Thirdly, we have to consider the practical aspect of pre-emption, particularly in the context of “mere software”[6] where regulation, especially verification and enforcement, can be challenging. Apart from the risk mitigation benefits, pre-emptive authorization can serve as an effective point of intervention, given the significant compute requirements of AI training. This is related to the idea of compute governance, where compute serves as a unique governance lever compared to other AI inputs such as data and algorithms. This lever is the most potent during the training run (although it's not the only aspect of compute governance to consider) (Heim, 2023; forthcoming paper “Computing Power and the Governance of Artificial Intelligence”).[7] Even in a hypothetical scenario where there's no proliferation risk, this point underlines the practicality of pre-emptive intervention because of the enhanced governance capacity prior to the system’s training due to compute.[8]

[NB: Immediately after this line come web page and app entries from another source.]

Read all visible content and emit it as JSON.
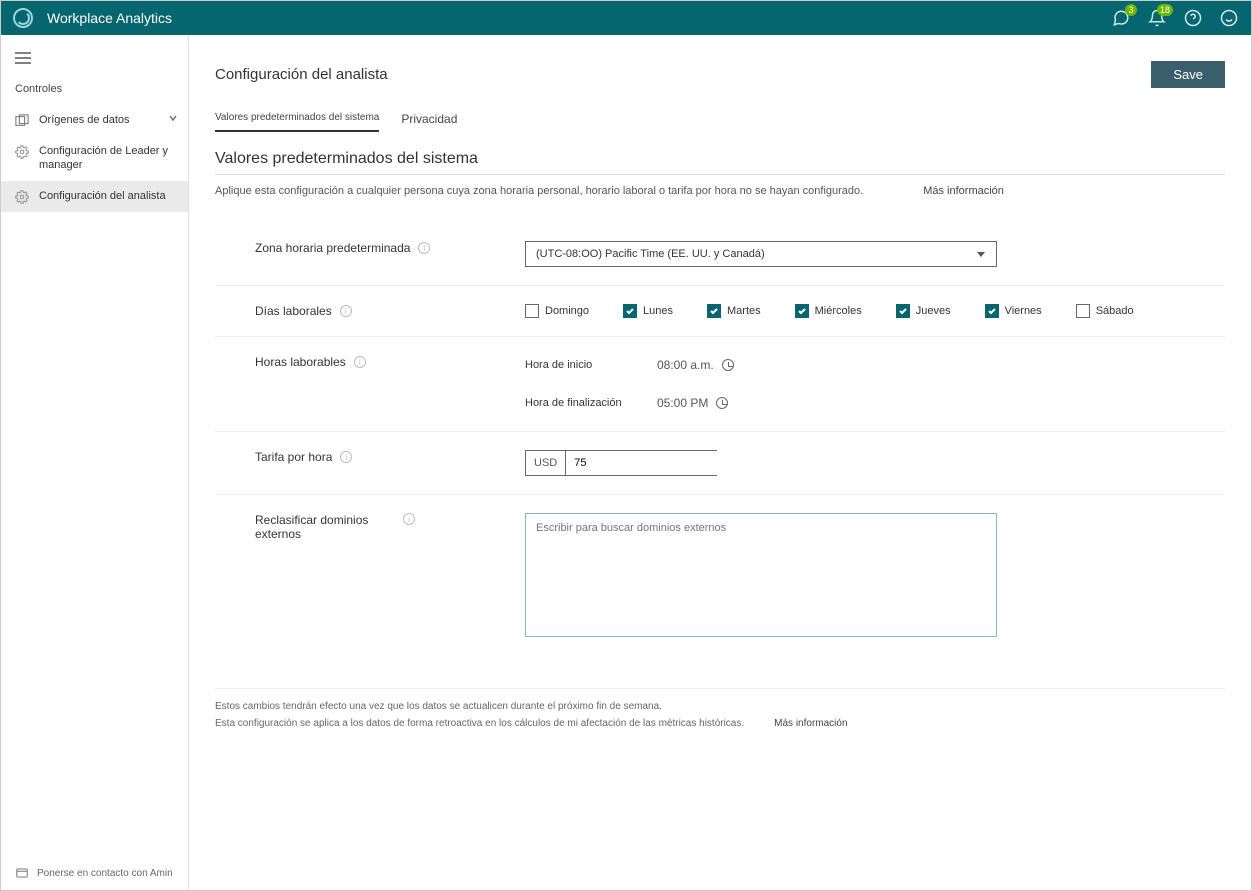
{
  "header": {
    "title": "Workplace Analytics",
    "badge_chat": "3",
    "badge_bell": "18"
  },
  "sidebar": {
    "section_label": "Controles",
    "items": [
      {
        "label": "Orígenes de datos"
      },
      {
        "label": "Configuración de Leader y manager"
      },
      {
        "label": "Configuración del analista"
      }
    ],
    "footer": "Ponerse en contacto con Amin"
  },
  "page": {
    "title": "Configuración del analista",
    "save_label": "Save",
    "tabs": {
      "defaults": "Valores predeterminados del sistema",
      "privacy": "Privacidad"
    },
    "section_title": "Valores predeterminados del sistema",
    "section_desc": "Aplique esta configuración a cualquier persona cuya zona horaria personal, horario laboral o tarifa por hora no se hayan configurado.",
    "more_info": "Más información"
  },
  "fields": {
    "timezone": {
      "label": "Zona horaria predeterminada",
      "value": "(UTC-08:OO) Pacific Time (EE. UU. y Canadá)"
    },
    "workdays": {
      "label": "Días laborales",
      "days": [
        {
          "name": "Domingo",
          "checked": false
        },
        {
          "name": "Lunes",
          "checked": true
        },
        {
          "name": "Martes",
          "checked": true
        },
        {
          "name": "Miércoles",
          "checked": true
        },
        {
          "name": "Jueves",
          "checked": true
        },
        {
          "name": "Viernes",
          "checked": true
        },
        {
          "name": "Sábado",
          "checked": false
        }
      ]
    },
    "workhours": {
      "label": "Horas laborables",
      "start_label": "Hora de inicio",
      "start_value": "08:00 a.m.",
      "end_label": "Hora de finalización",
      "end_value": "05:00 PM"
    },
    "rate": {
      "label": "Tarifa por hora",
      "currency": "USD",
      "value": "75"
    },
    "reclassify": {
      "label": "Reclasificar dominios externos",
      "placeholder": "Escribir para buscar dominios externos"
    }
  },
  "footer": {
    "note1": "Estos cambios tendrán efecto una vez que los datos se actualicen durante el próximo fin de semana.",
    "note2": "Esta configuración se aplica a los datos de forma retroactiva en los cálculos de mi afectación de las métricas históricas.",
    "more": "Más información"
  }
}
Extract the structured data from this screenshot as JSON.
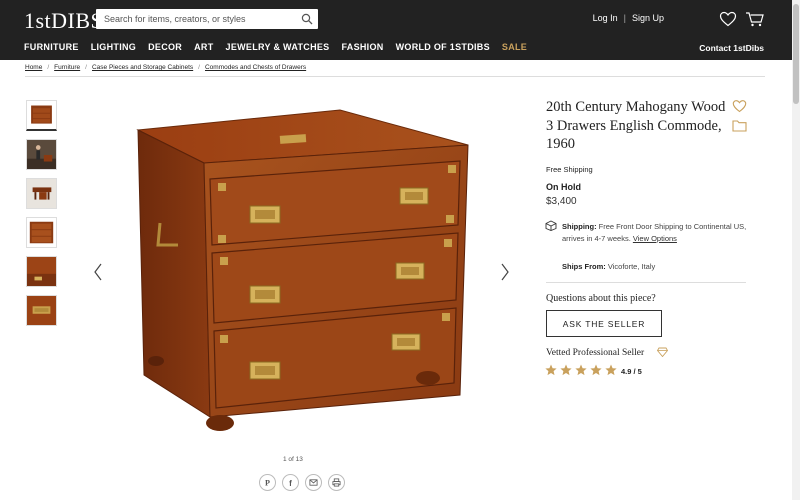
{
  "header": {
    "logo": "1stDIBS",
    "search_placeholder": "Search for items, creators, or styles",
    "login": "Log In",
    "signup": "Sign Up",
    "contact": "Contact 1stDibs",
    "nav": [
      "FURNITURE",
      "LIGHTING",
      "DECOR",
      "ART",
      "JEWELRY & WATCHES",
      "FASHION",
      "WORLD OF 1STDIBS",
      "SALE"
    ]
  },
  "breadcrumb": [
    "Home",
    "Furniture",
    "Case Pieces and Storage Cabinets",
    "Commodes and Chests of Drawers"
  ],
  "gallery": {
    "counter": "1 of 13"
  },
  "product": {
    "title": "20th Century Mahogany Wood 3 Drawers English Commode, 1960",
    "free_shipping": "Free Shipping",
    "status": "On Hold",
    "price": "$3,400",
    "shipping_label": "Shipping:",
    "shipping_text": "Free Front Door Shipping to Continental US, arrives in 4-7 weeks.",
    "view_options": "View Options",
    "ships_from_label": "Ships From:",
    "ships_from": "Vicoforte, Italy"
  },
  "seller": {
    "questions": "Questions about this piece?",
    "ask_button": "ASK THE SELLER",
    "vetted": "Vetted Professional Seller",
    "rating": "4.9 / 5",
    "stars": 5
  },
  "colors": {
    "header_bg": "#222222",
    "sale": "#c9a15d",
    "gold_star": "#c9a15d",
    "wood": "#8a3a12"
  }
}
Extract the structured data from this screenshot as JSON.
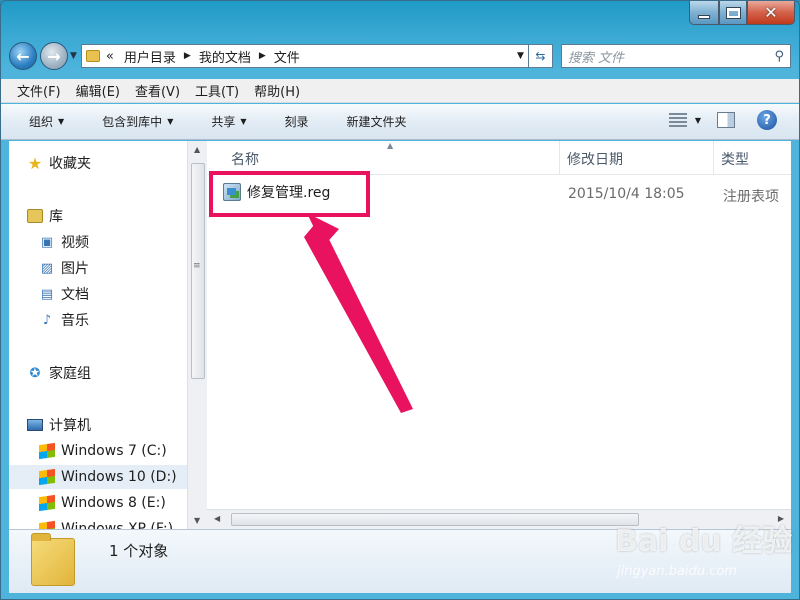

Concluding thoughts

The concept of authorizing the training of certain AI systems may sound drastic. However, it may also represent one of the most effective actions we can take in this fast-paced domain. My proposition isn't about denying all frontier training runs pre-emptively, but rather instituting a governance system of authorization based on the level of responsibility of the AI developer and properties of the training run.

There's a growing consensus around the necessity of pre-deployment authorizations (Mökander et al., 2023; Schuett et al., 2023), and I propose to extend this practice to the development stage. At the very least, we should strive to establish the required infrastructure to support such a shift in the near future (e.g., by equipping compute providers with the required tools, such as detecting and verifying these training runs).

Acknowledgment: Thanks to everyone who has engaged in discussions on these ideas with me over the past year.

  1. One could, for example, classify frontier systems as systems that require more than 1e26 FLOP training compute and/or other criteria. I’m not arguing that current systems should undergo this regulation. ↩︎

  2. Notably, we cannot evaluate the capabilities of the system itself, as it does not exist yet. However, we can evaluate the developer and if they follow best practices for the development of safe AI systems. Schuett et al. (2023) discuss some propositions that make an AGI lab less or more responsible. ↩︎

  3. I imagine a process wherein we evaluate the properties of the training run, such as hyperparameters and architecture, ideally in a manner that preserves intellectual property (IP) rights. More research is warranted. ↩︎

  4. These arguments are not exhaustive, and there are gaps in our understanding that need further exploration. When I started writing this paragraph I was expecting to find a more detailed exploration of this in the literature, but I couldn't. ↩︎

  5. As a baseline, certain architectural features could be identified that may increase the likelihood of such hazards emerging. For instance, architectures incorporating a reinforcement learning component might pose more risks than those without (Turner et al., 2019). ↩︎

  6. Essentially, an AI model is just a complex large algorithm on a computing system which makes it rather less excludable, and therefore less governable ↩︎

  7. In addition, pre-emptive authorization could have significant financial benefits for developers. Initiating a constructive dialogue before embarking on a costly training process could save millions. It would be unfortunate for a government to later deny permission to deploy an AI system after significant investment has been made. Therefore, a preliminary discussion could be beneficial for all parties involved. ↩︎

  8. However, the case for this approach would be less compelling in the absence of a proliferation risk. ↩︎